What you have to do | Could you reproduce every entry that follows, exactly as shown?

Entries provided |
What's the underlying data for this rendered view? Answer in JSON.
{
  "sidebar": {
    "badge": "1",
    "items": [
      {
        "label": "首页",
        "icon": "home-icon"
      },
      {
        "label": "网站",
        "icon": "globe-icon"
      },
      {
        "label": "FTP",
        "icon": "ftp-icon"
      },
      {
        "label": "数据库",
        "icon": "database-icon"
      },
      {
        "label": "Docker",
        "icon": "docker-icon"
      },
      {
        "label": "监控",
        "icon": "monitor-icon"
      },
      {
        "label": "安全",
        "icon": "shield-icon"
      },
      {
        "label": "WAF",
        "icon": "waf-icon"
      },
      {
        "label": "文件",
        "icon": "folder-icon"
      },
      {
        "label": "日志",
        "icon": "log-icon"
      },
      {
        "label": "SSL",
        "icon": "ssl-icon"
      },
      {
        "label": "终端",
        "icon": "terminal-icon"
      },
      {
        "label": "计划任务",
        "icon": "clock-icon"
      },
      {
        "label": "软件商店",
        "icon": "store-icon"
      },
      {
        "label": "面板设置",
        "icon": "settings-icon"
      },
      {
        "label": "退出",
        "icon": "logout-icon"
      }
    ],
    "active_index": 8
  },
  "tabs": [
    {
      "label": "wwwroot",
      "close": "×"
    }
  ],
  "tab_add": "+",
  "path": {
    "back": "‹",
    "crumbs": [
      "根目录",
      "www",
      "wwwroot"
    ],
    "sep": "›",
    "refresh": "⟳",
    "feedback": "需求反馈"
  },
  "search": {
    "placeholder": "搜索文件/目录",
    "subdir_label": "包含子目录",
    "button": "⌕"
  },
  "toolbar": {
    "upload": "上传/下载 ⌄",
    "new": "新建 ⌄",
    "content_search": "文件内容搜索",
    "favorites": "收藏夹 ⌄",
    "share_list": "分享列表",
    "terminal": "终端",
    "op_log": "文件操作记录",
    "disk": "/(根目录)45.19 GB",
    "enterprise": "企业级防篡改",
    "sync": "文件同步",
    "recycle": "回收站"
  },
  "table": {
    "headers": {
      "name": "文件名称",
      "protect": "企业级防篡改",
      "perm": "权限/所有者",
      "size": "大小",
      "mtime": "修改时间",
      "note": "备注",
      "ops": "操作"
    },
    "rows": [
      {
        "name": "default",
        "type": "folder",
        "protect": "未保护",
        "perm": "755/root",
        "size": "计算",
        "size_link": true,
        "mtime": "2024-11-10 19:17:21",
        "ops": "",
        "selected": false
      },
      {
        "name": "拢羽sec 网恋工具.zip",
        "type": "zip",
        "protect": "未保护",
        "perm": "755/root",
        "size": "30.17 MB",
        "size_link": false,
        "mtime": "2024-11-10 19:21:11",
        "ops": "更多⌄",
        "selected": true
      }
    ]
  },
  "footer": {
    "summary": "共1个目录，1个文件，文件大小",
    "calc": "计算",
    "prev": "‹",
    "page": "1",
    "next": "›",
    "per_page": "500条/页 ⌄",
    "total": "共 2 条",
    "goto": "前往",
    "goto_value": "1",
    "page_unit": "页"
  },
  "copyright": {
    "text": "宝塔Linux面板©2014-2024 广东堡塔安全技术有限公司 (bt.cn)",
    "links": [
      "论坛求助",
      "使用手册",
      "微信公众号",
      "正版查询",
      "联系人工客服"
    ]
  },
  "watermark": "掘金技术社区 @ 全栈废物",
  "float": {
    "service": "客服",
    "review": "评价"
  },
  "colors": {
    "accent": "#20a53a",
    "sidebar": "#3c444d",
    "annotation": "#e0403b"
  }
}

Answer section |
What's the underlying data for this rendered view? Answer in JSON.
{
  "sidebar": {
    "badge": "1",
    "items": [
      {
        "label": "首页",
        "icon": "home-icon"
      },
      {
        "label": "网站",
        "icon": "globe-icon"
      },
      {
        "label": "FTP",
        "icon": "ftp-icon"
      },
      {
        "label": "数据库",
        "icon": "database-icon"
      },
      {
        "label": "Docker",
        "icon": "docker-icon"
      },
      {
        "label": "监控",
        "icon": "monitor-icon"
      },
      {
        "label": "安全",
        "icon": "shield-icon"
      },
      {
        "label": "WAF",
        "icon": "waf-icon"
      },
      {
        "label": "文件",
        "icon": "folder-icon"
      },
      {
        "label": "日志",
        "icon": "log-icon"
      },
      {
        "label": "SSL",
        "icon": "ssl-icon"
      },
      {
        "label": "终端",
        "icon": "terminal-icon"
      },
      {
        "label": "计划任务",
        "icon": "clock-icon"
      },
      {
        "label": "软件商店",
        "icon": "store-icon"
      },
      {
        "label": "面板设置",
        "icon": "settings-icon"
      },
      {
        "label": "退出",
        "icon": "logout-icon"
      }
    ],
    "active_index": 8
  },
  "tabs": [
    {
      "label": "wwwroot",
      "close": "×"
    }
  ],
  "tab_add": "+",
  "path": {
    "back": "‹",
    "crumbs": [
      "根目录",
      "www",
      "wwwroot"
    ],
    "sep": "›",
    "refresh": "⟳",
    "feedback": "需求反馈"
  },
  "search": {
    "placeholder": "搜索文件/目录",
    "subdir_label": "包含子目录",
    "button": "⌕"
  },
  "toolbar": {
    "upload": "上传/下载 ⌄",
    "new": "新建 ⌄",
    "content_search": "文件内容搜索",
    "favorites": "收藏夹 ⌄",
    "share_list": "分享列表",
    "terminal": "终端",
    "op_log": "文件操作记录",
    "disk": "/(根目录)45.19 GB",
    "enterprise": "企业级防篡改",
    "sync": "文件同步",
    "recycle": "回收站"
  },
  "table": {
    "headers": {
      "name": "文件名称",
      "protect": "企业级防篡改",
      "perm": "权限/所有者",
      "size": "大小",
      "mtime": "修改时间",
      "note": "备注",
      "ops": "操作"
    },
    "rows": [
      {
        "name": "default",
        "type": "folder",
        "protect": "未保护",
        "perm": "755/root",
        "size": "计算",
        "size_link": true,
        "mtime": "2024-11-10 19:17:21",
        "ops": "",
        "selected": false
      },
      {
        "name": "拢羽sec 网恋工具.zip",
        "type": "zip",
        "protect": "未保护",
        "perm": "755/root",
        "size": "30.17 MB",
        "size_link": false,
        "mtime": "2024-11-10 19:21:11",
        "ops": "更多⌄",
        "selected": true
      }
    ]
  },
  "footer": {
    "summary": "共1个目录，1个文件，文件大小",
    "calc": "计算",
    "prev": "‹",
    "page": "1",
    "next": "›",
    "per_page": "500条/页 ⌄",
    "total": "共 2 条",
    "goto": "前往",
    "goto_value": "1",
    "page_unit": "页"
  },
  "copyright": {
    "text": "宝塔Linux面板©2014-2024 广东堡塔安全技术有限公司 (bt.cn)",
    "links": [
      "论坛求助",
      "使用手册",
      "微信公众号",
      "正版查询",
      "联系人工客服"
    ]
  },
  "watermark": "掘金技术社区 @ 全栈废物",
  "float": {
    "service": "客服",
    "review": "评价"
  },
  "colors": {
    "accent": "#20a53a",
    "sidebar": "#3c444d",
    "annotation": "#e0403b"
  }
}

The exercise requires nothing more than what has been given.